- 1 small butternut squash (about 2 pounds), peeled and one-inch diced
- 3 tbsp. olive oil
- 1 tsp. ground cinnamon
- 3 tsp. kosher salt, divided
- Fresh cracked black pepper
- 1 (15 ounce) can chickpeas, drained with liquid reserved
- ½ cup plain whole-milk Greek yogurt
- 1/4 cup tahini
- 1/3 cup fresh squeezed lemon juice
- 4 garlic cloves, minced
- 1 tsp. Sriracha
- Pure maple syrup, for serving
- Za’atar pita chips (recipe below), for serving
- Preheat your oven to 400°F. Put the butternut squash on a large sheet pan and drizzle with the olive oil, cinnamon, 2 tsp. kosher salt, and fresh cracked black pepper. Toss to combine thoroughly and roast for about 25 minutes, until very soft. Set aside for 15 minutes to cool. Reserve ¼ cup of squash cubes for topping

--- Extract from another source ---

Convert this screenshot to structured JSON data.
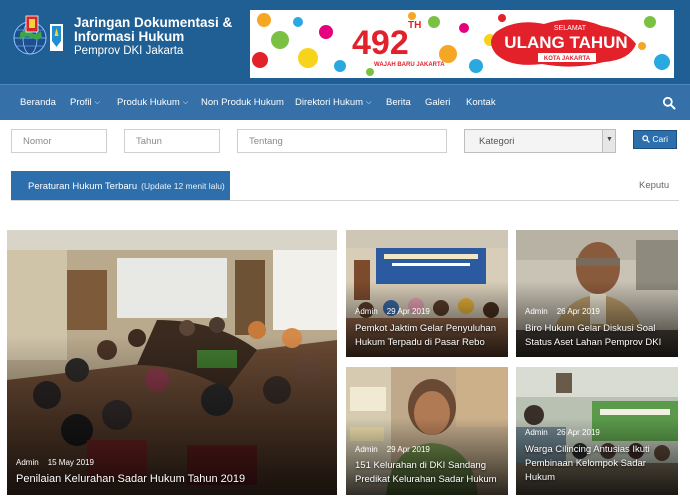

- When the squash has cooled, combine the squash, chickpeas, Greek yogurt, tahini, lemon juice, garlic, Sriracha, the remaining 1 tsp. of salt, and fresh cracked black pepper in a blender or food processor. Pulse a few times until combined but not completely pureed. Add ¼ cup of the reserved chickpea liquid to the mixture, then blend a few more times. Add more chickpea liquid if the hummus seems too thick. Taste and add additional salt and pepper if desired.
- To serve, transfer to a large bowl and top with reserved roasted squash. Drizzle with maple syrup and serve with pita chips for dipping!
- To make the za’atar pita chips: Preheat your oven to 375°F. Cut 6 pieces of pita bread into 6 wedges each. Transfer to a large baking sheet and drizzle with 1 tbsp. olive oil, 1 tbsp. za’atar, and a sprinkling of kosher salt and fresh cracked black pepper. Toss to combine and bake for 8-10 minutes, until crispy.
Looking for more Thanksgiving inspiration? Here are some classics:
Cheesy Broccoli Casserole
Sausage and Apple Pretzel Bread Stuffing
Streusel-Topped Pumpkin Pie
…And here are some twists if you feel like mixing it up!
Sweet and Spicy Bacon Brussels Sprouts
Roasted Butternut Squash with Tahini, Toasted Pine Nuts, and Za’atar
Roasted Cauliflower with Farro, Pumpkin Seeds, and Brown Butter